------ SUPPLIED RECORDS ------
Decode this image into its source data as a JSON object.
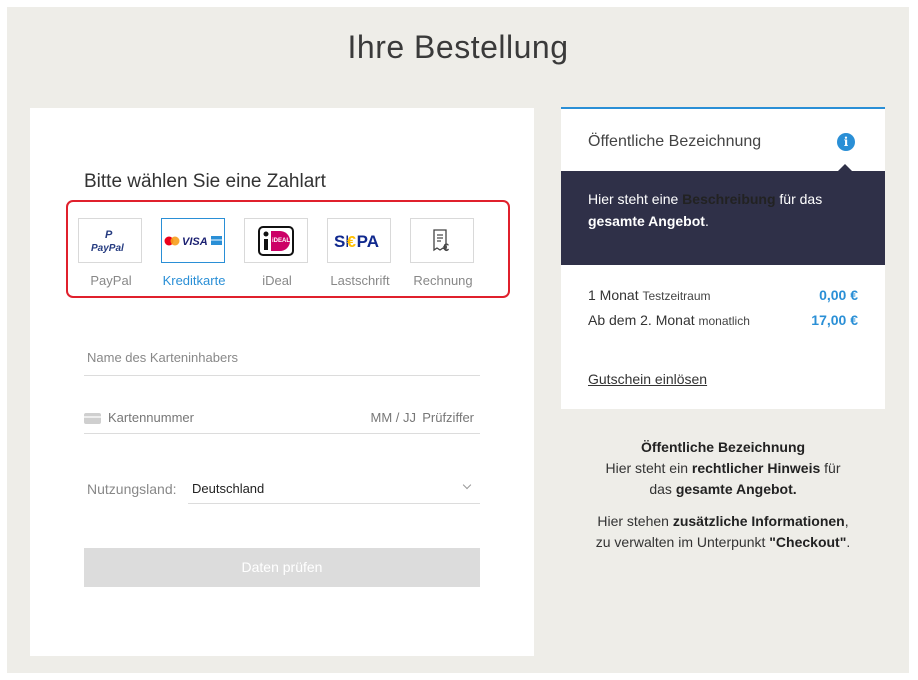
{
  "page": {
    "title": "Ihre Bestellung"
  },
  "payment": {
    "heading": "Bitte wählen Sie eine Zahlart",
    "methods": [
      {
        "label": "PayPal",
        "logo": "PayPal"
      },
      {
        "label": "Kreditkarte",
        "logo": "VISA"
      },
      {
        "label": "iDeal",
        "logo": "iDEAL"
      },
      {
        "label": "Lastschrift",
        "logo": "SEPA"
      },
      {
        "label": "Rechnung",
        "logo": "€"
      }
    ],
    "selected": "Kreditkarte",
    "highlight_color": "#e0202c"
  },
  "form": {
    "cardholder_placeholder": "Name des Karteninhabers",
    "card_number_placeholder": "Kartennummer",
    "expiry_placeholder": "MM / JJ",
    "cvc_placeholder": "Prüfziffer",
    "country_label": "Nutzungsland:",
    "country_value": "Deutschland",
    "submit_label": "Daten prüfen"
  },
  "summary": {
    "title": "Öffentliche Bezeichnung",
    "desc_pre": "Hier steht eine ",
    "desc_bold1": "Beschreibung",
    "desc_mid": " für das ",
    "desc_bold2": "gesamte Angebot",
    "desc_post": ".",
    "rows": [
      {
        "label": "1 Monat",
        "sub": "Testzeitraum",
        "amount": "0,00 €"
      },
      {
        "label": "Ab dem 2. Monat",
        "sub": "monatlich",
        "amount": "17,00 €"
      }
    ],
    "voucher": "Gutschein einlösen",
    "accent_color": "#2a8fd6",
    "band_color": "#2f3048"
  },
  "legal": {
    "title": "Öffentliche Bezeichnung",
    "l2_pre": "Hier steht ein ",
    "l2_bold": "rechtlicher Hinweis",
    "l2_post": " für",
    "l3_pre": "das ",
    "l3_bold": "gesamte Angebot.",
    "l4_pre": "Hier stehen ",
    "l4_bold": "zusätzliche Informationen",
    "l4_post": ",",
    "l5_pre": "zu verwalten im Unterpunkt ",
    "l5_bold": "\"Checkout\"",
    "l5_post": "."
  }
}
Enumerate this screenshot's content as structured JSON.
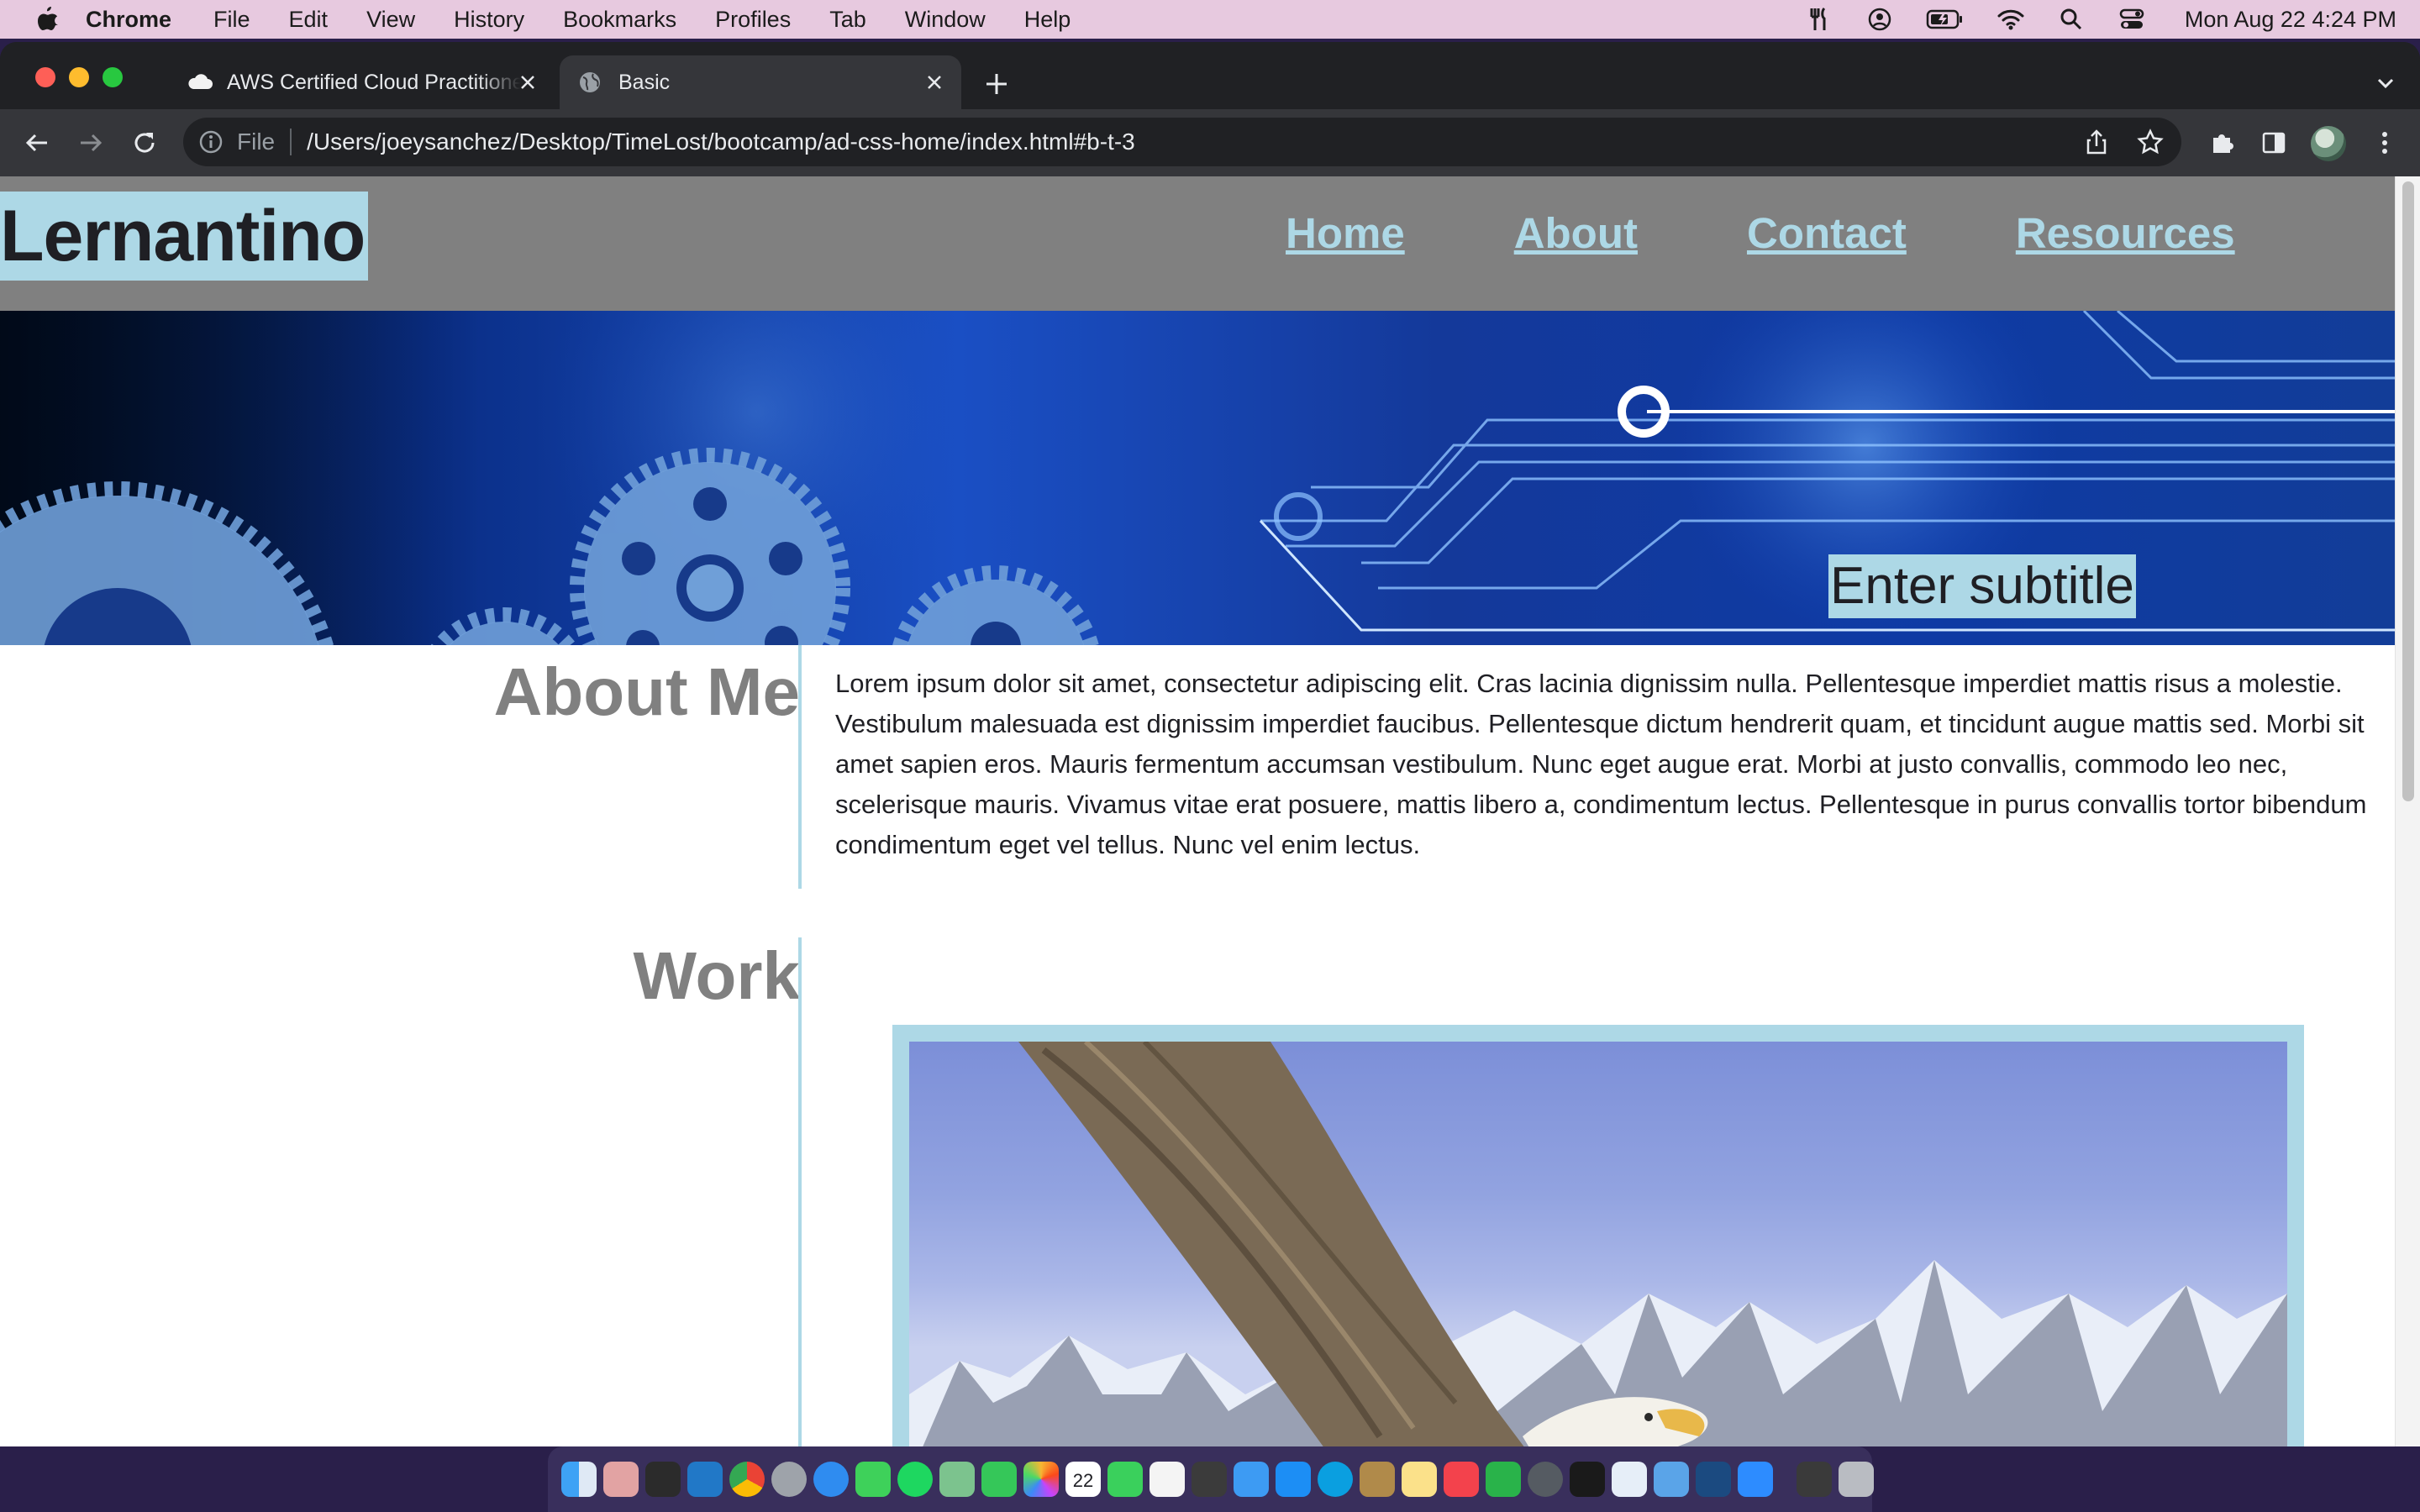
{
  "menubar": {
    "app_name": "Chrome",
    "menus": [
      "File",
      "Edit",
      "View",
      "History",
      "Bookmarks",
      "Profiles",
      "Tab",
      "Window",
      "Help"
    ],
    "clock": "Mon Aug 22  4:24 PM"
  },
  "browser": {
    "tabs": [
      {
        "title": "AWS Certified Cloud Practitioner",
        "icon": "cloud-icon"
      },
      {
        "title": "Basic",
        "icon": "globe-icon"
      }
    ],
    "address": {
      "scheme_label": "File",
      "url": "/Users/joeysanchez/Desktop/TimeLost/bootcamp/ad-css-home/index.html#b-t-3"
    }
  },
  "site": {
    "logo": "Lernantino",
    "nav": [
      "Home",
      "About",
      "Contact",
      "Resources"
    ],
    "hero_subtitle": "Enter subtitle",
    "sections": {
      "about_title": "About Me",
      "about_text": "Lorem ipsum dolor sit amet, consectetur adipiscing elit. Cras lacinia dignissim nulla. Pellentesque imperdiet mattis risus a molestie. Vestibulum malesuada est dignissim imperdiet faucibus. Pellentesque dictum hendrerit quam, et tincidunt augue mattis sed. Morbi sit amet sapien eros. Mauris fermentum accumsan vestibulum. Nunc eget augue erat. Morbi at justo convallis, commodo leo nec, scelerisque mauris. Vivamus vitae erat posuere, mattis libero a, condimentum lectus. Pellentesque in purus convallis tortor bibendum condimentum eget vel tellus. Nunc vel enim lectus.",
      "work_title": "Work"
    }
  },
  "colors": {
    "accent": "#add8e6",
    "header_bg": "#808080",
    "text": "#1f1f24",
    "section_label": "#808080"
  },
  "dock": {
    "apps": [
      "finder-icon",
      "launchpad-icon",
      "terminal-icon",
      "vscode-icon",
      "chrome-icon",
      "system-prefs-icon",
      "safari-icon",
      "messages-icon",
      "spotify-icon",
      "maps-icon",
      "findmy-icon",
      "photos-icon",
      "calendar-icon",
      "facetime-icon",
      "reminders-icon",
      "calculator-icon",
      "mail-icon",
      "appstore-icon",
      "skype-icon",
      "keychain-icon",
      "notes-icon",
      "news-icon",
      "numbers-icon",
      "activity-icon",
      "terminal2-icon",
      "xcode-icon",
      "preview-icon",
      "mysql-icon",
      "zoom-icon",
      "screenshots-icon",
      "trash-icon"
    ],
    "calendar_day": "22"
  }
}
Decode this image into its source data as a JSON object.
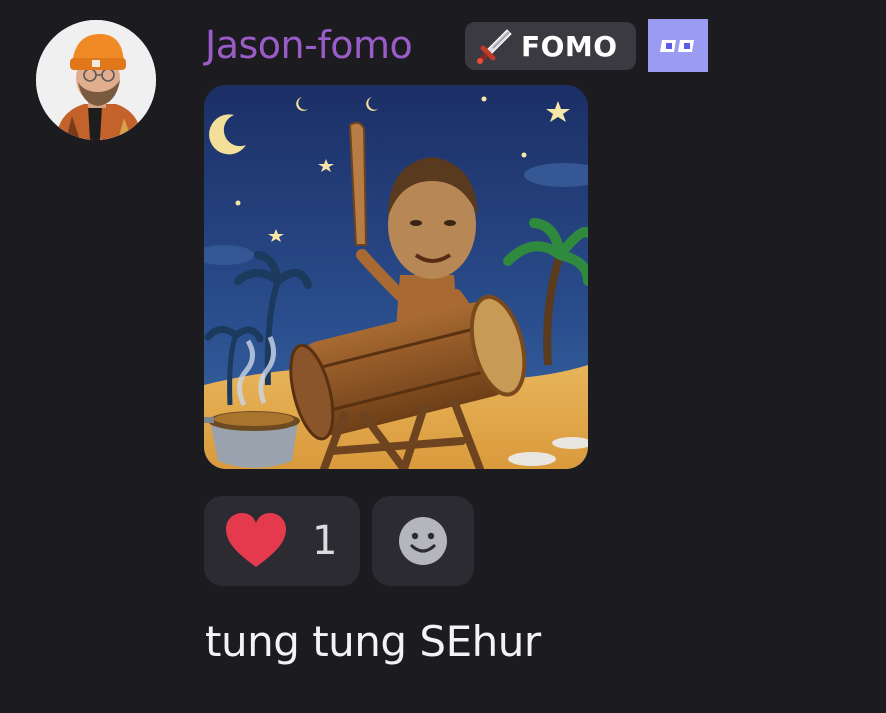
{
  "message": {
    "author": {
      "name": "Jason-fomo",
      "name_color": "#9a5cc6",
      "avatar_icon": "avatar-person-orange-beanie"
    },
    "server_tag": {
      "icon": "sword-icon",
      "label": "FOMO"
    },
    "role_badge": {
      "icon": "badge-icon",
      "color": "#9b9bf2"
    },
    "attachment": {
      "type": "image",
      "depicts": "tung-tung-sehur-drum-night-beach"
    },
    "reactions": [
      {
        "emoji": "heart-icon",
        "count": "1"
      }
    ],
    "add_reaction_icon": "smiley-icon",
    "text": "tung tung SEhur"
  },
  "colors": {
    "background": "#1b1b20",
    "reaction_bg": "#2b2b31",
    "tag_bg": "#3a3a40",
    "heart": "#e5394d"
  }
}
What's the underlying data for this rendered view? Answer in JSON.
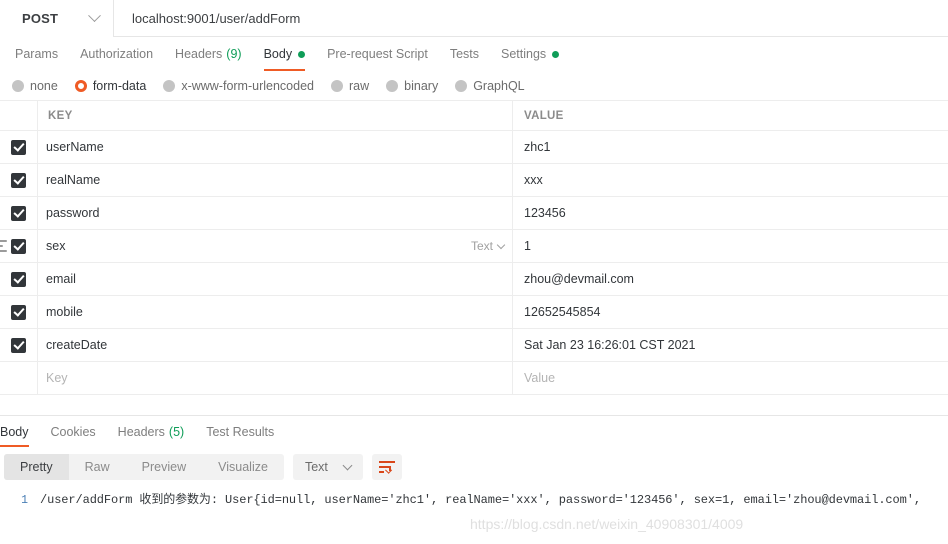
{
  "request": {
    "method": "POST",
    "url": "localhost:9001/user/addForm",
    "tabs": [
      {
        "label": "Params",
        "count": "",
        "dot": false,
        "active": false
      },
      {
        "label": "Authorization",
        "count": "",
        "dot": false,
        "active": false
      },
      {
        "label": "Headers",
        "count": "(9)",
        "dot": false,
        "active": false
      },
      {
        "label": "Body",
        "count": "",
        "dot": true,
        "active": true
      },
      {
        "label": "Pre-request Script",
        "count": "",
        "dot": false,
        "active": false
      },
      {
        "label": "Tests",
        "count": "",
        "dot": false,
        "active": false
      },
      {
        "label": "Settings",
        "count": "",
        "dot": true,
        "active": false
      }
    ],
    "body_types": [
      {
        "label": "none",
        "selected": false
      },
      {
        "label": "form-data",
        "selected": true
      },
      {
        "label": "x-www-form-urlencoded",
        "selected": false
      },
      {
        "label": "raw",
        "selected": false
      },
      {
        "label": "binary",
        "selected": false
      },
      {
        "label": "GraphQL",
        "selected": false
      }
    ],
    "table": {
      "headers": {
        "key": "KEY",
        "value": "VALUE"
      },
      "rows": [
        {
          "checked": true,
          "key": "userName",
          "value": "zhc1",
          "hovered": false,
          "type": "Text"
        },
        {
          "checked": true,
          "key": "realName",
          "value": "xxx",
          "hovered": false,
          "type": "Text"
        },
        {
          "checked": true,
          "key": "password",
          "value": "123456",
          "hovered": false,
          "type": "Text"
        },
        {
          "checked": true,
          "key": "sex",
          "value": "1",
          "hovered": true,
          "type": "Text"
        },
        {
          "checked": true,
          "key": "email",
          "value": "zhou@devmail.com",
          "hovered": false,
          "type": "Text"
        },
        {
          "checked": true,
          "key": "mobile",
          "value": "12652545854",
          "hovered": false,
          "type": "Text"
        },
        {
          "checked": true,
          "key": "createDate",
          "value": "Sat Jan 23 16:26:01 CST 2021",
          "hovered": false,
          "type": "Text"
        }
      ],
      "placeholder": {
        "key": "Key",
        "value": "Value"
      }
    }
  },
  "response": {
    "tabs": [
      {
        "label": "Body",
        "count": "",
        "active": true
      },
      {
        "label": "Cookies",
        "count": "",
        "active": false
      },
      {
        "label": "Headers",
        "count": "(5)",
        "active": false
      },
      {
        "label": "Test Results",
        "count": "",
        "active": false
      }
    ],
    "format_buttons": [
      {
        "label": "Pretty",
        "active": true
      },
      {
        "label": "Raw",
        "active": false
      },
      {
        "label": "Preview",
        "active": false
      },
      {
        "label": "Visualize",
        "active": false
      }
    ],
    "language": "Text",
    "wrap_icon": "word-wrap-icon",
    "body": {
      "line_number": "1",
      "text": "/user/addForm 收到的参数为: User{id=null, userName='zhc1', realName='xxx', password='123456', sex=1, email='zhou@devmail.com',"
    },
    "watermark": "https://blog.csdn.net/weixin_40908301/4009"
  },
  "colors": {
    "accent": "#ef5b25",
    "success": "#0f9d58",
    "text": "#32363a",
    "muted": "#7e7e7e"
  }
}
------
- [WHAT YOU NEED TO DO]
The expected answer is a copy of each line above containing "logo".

- [WRITTEN REPLY]
        "logo": "PayPal"
        "logo": "VISA"
        "logo": "iDEAL"
        "logo": "SEPA"
        "logo": "€"
    "logo": "Lernantino",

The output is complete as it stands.